Show Less
Restricted access

a curriculum of place

Understandings Emerging through the Southern Mist


William M. Reynolds

Since the United States has gone South in a number of respects, it is crucial to our understandings of ourselves and our current milieu to peer through the mist that covers the intricacies of the culture and history of the South. A Curriculum of Place: Understandings Emerging through the Southern Mist presents new and provocative insights into the study of curriculum and place focusing on the South. The essays emphasize understanding the importance of Southern place politically, educationally, and experientially. Southern place is studied autobiographically, historically, and educationally through the lenses of race, class, gender, sexuality, and social justice. Questions are raised concerning the effects of place on the development of Southern identity, educational dispositions, popular culture, politics, and other issues.

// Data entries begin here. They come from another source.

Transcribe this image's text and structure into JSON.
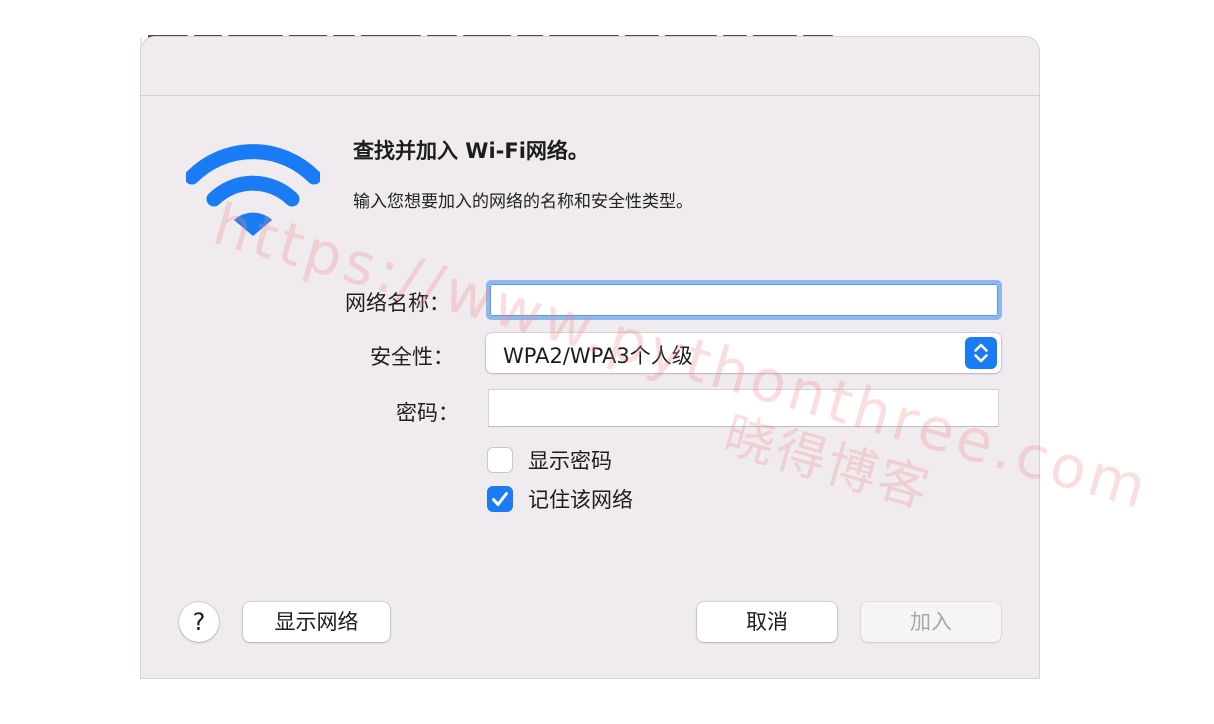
{
  "dialog": {
    "heading": "查找并加入 Wi-Fi网络。",
    "subheading": "输入您想要加入的网络的名称和安全性类型。"
  },
  "form": {
    "network_name_label": "网络名称：",
    "network_name_value": "",
    "security_label": "安全性：",
    "security_value": "WPA2/WPA3个人级",
    "password_label": "密码：",
    "password_value": ""
  },
  "options": {
    "show_password_label": "显示密码",
    "show_password_checked": false,
    "remember_network_label": "记住该网络",
    "remember_network_checked": true
  },
  "buttons": {
    "help_label": "?",
    "show_networks_label": "显示网络",
    "cancel_label": "取消",
    "join_label": "加入",
    "join_enabled": false
  },
  "watermark": {
    "url": "https://www.pythonthree.com",
    "name": "晓得博客"
  },
  "icons": {
    "wifi": "wifi-icon",
    "stepper": "updown-chevron-icon",
    "check": "checkmark-icon"
  },
  "colors": {
    "accent": "#1a7cf5",
    "dialog_background": "#efebee",
    "focus_ring": "#8cb7ef",
    "watermark": "#f08a8a"
  }
}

Ultimately this book affirms the importance of the study of place in contemporary discussions of culture and curriculum.
Contents: William M. Reynolds: Preface – Shirley R. Steinberg: Revisiting and Reconceptualizing Southern Ghosts: Curriculum from the Other Side – William M. Reynolds: The Southern Mist: The Shaping of American Culture and Politics – David Callejo Pérez: A Journey Toward Self: A Personal Narrative of the Impact of Ole Miss and Civil Rights Research – Robert Lake: Sailing with Septima: A Curricular Journey Through the Jim Crow South – Toby Daspit: Moving In and Out of Shadows: Confronting Specters of Slavery in a High School African American Studies Program – Donald Livingston: Velvet Glove or a Hammer? Teaching about Poverty and Racism in the Rural South – Ming Fang He/Angela Haynes/Sonia Janis/Consuela Ward/Michel Mitchell Pantin/Cynthia Mikell: Teaching Courageously: In-Between Contested Race, Gender, Class, and Power in the U.S. South – Sabrina N. Ross: The Politics of Politeness: Theorizing Race, Gender, and Education in White Southern Space – Ugena Whitlock: Exposure: Possibilities of Place for Queering Curriculum Studies – Julie Maudlin: Southern Discomfort: Unsettling «Home» Through Autobiography.